The Bank of Canada announced today that it is leaving its key interest rate unchanged, and repeated its commitment to hold the rate steady until the second quarter of 2010, conditional upon inflation.
In its statement the Bank judges that the factors affecting its inflation outlook are “roughly balanced” at this time. “On the upside, the main risks are stronger-than-projected global and domestic demand. On the downside, the main risks are a more protracted global recovery and persistent strength of the Canadian dollar.”
The Bank also noted that “the economy grew at an annual rate of 5 per cent in the fourth quarter of 2009, spurred by vigorous domestic spending and further recovery in exports.”
There are several reasons for the Bank of Canada not to increase rates;
The strong Canadian dollar has put Canada into a trade deficit for the first time in many years. Increasing Canadian interest rates ahead of US rates would likely increase the Canadian dollar and hurt our exports just as a recovery is getting underway and the Bank of Canada does not want to do that.
Inflation remains below the Bank of Canada target of 2% and there is enough capacity in the economy to absorb increased demand without driving up prices. Also the strong Canadian dollar has held inflation down.
Bond investors seem content with these rates. If investors expected rates to rise substantially we would already be seeing the effects in the form of higher yields in the longer bonds and this is not happening.

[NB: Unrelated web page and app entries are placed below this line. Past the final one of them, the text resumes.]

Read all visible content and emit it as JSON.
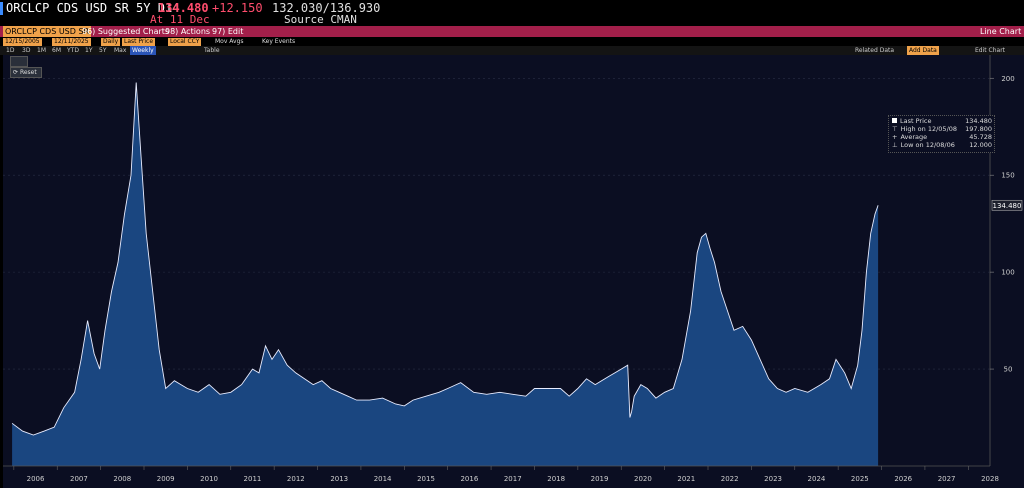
{
  "header": {
    "ticker": "ORCLCP CDS USD SR 5Y D14",
    "last_price": "134.480",
    "change": "+12.150",
    "bid_ask": "132.030/136.930",
    "date_label": "At 11 Dec",
    "source": "Source CMAN",
    "colors": {
      "price": "#ff4d6d",
      "change": "#ff4d6d",
      "text": "#ffffff",
      "accent": "#ffb100"
    }
  },
  "toolbar": {
    "security": "ORCLCP CDS USD SR",
    "suggested_charts": "96) Suggested Charts",
    "actions": "98) Actions",
    "edit": "97) Edit",
    "chart_type": "Line Chart"
  },
  "options": {
    "start_date": "12/15/2005",
    "end_date": "12/11/2025",
    "frequency": "Daily",
    "field": "Last Price",
    "currency": "Local CCY",
    "mov_avgs": "Mov Avgs",
    "key_events": "Key Events"
  },
  "periods": {
    "items": [
      "1D",
      "3D",
      "1M",
      "6M",
      "YTD",
      "1Y",
      "5Y",
      "Max"
    ],
    "interval": "Weekly",
    "table": "Table",
    "related_data": "Related Data",
    "add_data": "Add Data",
    "edit_chart": "Edit Chart"
  },
  "controls": {
    "reset": "Reset"
  },
  "legend": {
    "last_price_label": "Last Price",
    "last_price_value": "134.480",
    "high_label": "High on 12/05/08",
    "high_value": "197.800",
    "average_label": "Average",
    "average_value": "45.728",
    "low_label": "Low on 12/08/06",
    "low_value": "12.000"
  },
  "chart_data": {
    "type": "area",
    "title": "",
    "xlabel": "",
    "ylabel": "",
    "x_ticks": [
      "2006",
      "2007",
      "2008",
      "2009",
      "2010",
      "2011",
      "2012",
      "2013",
      "2014",
      "2015",
      "2016",
      "2017",
      "2018",
      "2019",
      "2020",
      "2021",
      "2022",
      "2023",
      "2024",
      "2025",
      "2026",
      "2027",
      "2028"
    ],
    "y_ticks": [
      50,
      100,
      150,
      200
    ],
    "ylim": [
      0,
      212
    ],
    "xlim": [
      2005.75,
      2028.5
    ],
    "last_value_label": "134.480",
    "colors": {
      "line": "#e8ecff",
      "fill": "#1b4a86",
      "fill_top": "#24558f",
      "background": "#0b0e22",
      "grid": "#2a2f45"
    },
    "series": [
      {
        "x": [
          2005.96,
          2006.2,
          2006.45,
          2006.7,
          2006.93,
          2007.15,
          2007.4,
          2007.55,
          2007.7,
          2007.85,
          2007.98,
          2008.1,
          2008.25,
          2008.4,
          2008.55,
          2008.7,
          2008.82,
          2008.93,
          2009.05,
          2009.2,
          2009.35,
          2009.5,
          2009.7,
          2009.85,
          2010.0,
          2010.25,
          2010.5,
          2010.75,
          2011.0,
          2011.25,
          2011.5,
          2011.65,
          2011.8,
          2011.95,
          2012.1,
          2012.3,
          2012.5,
          2012.7,
          2012.9,
          2013.1,
          2013.3,
          2013.5,
          2013.7,
          2013.9,
          2014.2,
          2014.5,
          2014.8,
          2015.0,
          2015.2,
          2015.5,
          2015.8,
          2016.0,
          2016.3,
          2016.6,
          2016.9,
          2017.2,
          2017.5,
          2017.8,
          2018.0,
          2018.3,
          2018.6,
          2018.8,
          2019.0,
          2019.2,
          2019.4,
          2019.7,
          2020.0,
          2020.15,
          2020.2,
          2020.24,
          2020.3,
          2020.45,
          2020.6,
          2020.8,
          2021.0,
          2021.2,
          2021.4,
          2021.6,
          2021.75,
          2021.85,
          2021.95,
          2022.05,
          2022.15,
          2022.3,
          2022.45,
          2022.6,
          2022.8,
          2023.0,
          2023.2,
          2023.4,
          2023.6,
          2023.8,
          2024.0,
          2024.3,
          2024.6,
          2024.8,
          2024.95,
          2025.15,
          2025.3,
          2025.45,
          2025.55,
          2025.65,
          2025.75,
          2025.85,
          2025.92
        ],
        "y": [
          22,
          18,
          16,
          18,
          20,
          30,
          38,
          55,
          75,
          58,
          50,
          70,
          90,
          105,
          130,
          150,
          197.8,
          160,
          120,
          90,
          60,
          40,
          44,
          42,
          40,
          38,
          42,
          37,
          38,
          42,
          50,
          48,
          62,
          55,
          60,
          52,
          48,
          45,
          42,
          44,
          40,
          38,
          36,
          34,
          34,
          35,
          32,
          31,
          34,
          36,
          38,
          40,
          43,
          38,
          37,
          38,
          37,
          36,
          40,
          40,
          40,
          36,
          40,
          45,
          42,
          46,
          50,
          52,
          25,
          28,
          36,
          42,
          40,
          35,
          38,
          40,
          55,
          80,
          110,
          118,
          120,
          112,
          105,
          90,
          80,
          70,
          72,
          65,
          55,
          45,
          40,
          38,
          40,
          38,
          42,
          45,
          55,
          48,
          40,
          52,
          70,
          100,
          120,
          130,
          134.48
        ]
      }
    ]
  }
}
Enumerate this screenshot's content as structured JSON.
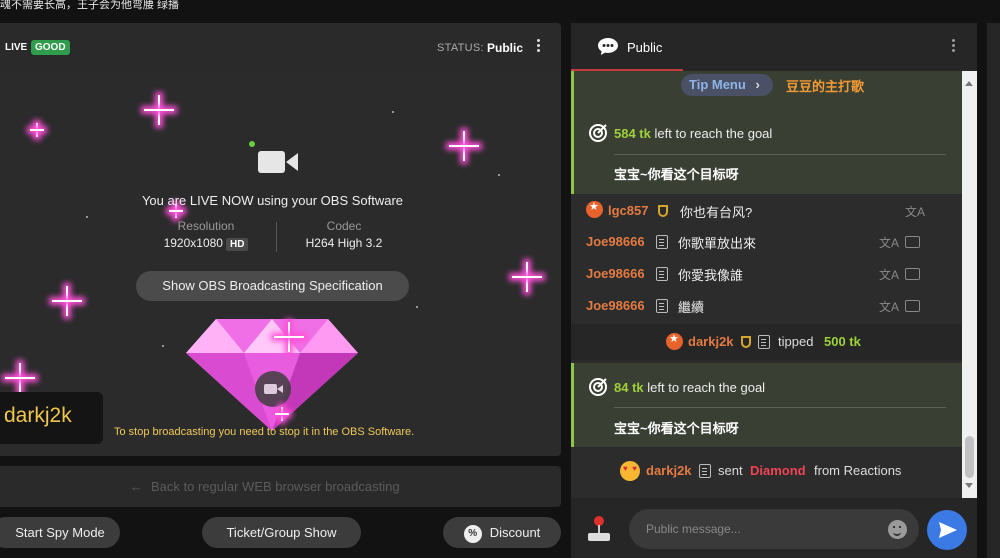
{
  "topbar": {
    "title": "魂不需要长高，王子会为他弯腰 绿播"
  },
  "video": {
    "live_label": "LIVE",
    "live_badge": "GOOD",
    "status_label": "STATUS:",
    "status_value": "Public",
    "live_now_text": "You are LIVE NOW using your OBS Software",
    "resolution_label": "Resolution",
    "resolution_value": "1920x1080",
    "hd_badge": "HD",
    "codec_label": "Codec",
    "codec_value": "H264 High 3.2",
    "spec_button": "Show OBS Broadcasting Specification",
    "stop_note": "To stop broadcasting you need to stop it in the OBS Software.",
    "username": "darkj2k",
    "back_link": "Back to regular WEB browser broadcasting"
  },
  "bottom_buttons": {
    "spy": "Start Spy Mode",
    "ticket": "Ticket/Group Show",
    "discount": "Discount"
  },
  "chat": {
    "tab_label": "Public",
    "tip_menu_label": "Tip Menu",
    "tip_menu_song": "豆豆的主打歌",
    "goal1": {
      "tokens": "584 tk",
      "suffix": "left to reach the goal",
      "text": "宝宝~你看这个目标呀"
    },
    "messages": [
      {
        "name": "lgc857",
        "text": "你也有台风?"
      },
      {
        "name": "Joe98666",
        "text": "你歌單放出來"
      },
      {
        "name": "Joe98666",
        "text": "你愛我像誰"
      },
      {
        "name": "Joe98666",
        "text": "繼續"
      }
    ],
    "tip": {
      "name": "darkj2k",
      "verb": "tipped",
      "amount": "500 tk"
    },
    "goal2": {
      "tokens": "84 tk",
      "suffix": "left to reach the goal",
      "text": "宝宝~你看这个目标呀"
    },
    "reaction": {
      "name": "darkj2k",
      "verb": "sent",
      "item": "Diamond",
      "suffix": "from Reactions"
    },
    "input_placeholder": "Public message..."
  },
  "colors": {
    "accent_green": "#9ed13b",
    "tab_underline": "#c23a3a",
    "send_blue": "#3b7ae5",
    "name_orange": "#e57b42"
  }
}
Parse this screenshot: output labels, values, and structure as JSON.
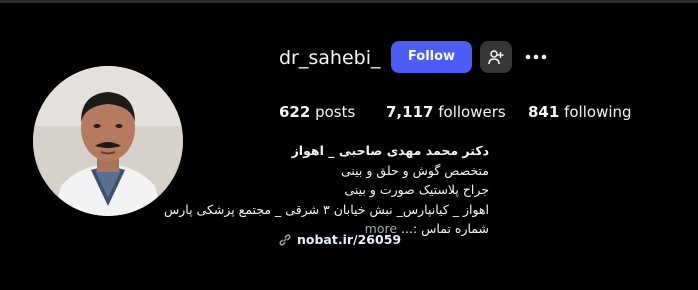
{
  "profile": {
    "username": "dr_sahebi_",
    "follow_label": "Follow",
    "more_label": "•••"
  },
  "stats": {
    "posts_count": "622",
    "posts_label": "posts",
    "followers_count": "7,117",
    "followers_label": "followers",
    "following_count": "841",
    "following_label": "following"
  },
  "bio": {
    "name": "دکتر محمد مهدی صاحبی _ اهواز",
    "line1": "متخصص گوش و حلق و بینی",
    "line2": "جراح پلاستیک صورت و بینی",
    "line3": "اهواز _ کیانپارس_ نبش خیابان ۳ شرقی _ مجتمع پزشکی پارس",
    "line4": "شماره تماس :...",
    "more_label": "more"
  },
  "link": {
    "text": "nobat.ir/26059"
  },
  "icons": {
    "add_user": "person-add-icon",
    "link": "link-icon",
    "more": "more-options-icon"
  },
  "colors": {
    "background": "#000000",
    "accent": "#4a5df9",
    "secondary_button": "#363636",
    "link": "#e0f1ff"
  }
}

This is not to suggest that rates will never go up, just that it is not going to happen as quickly as some borrowers are fearing. Of course if it helps a client to sleep at night there is nothing wrong with taking a 5 year fixed at these low rates either. But the variable rate does remain an attractive option.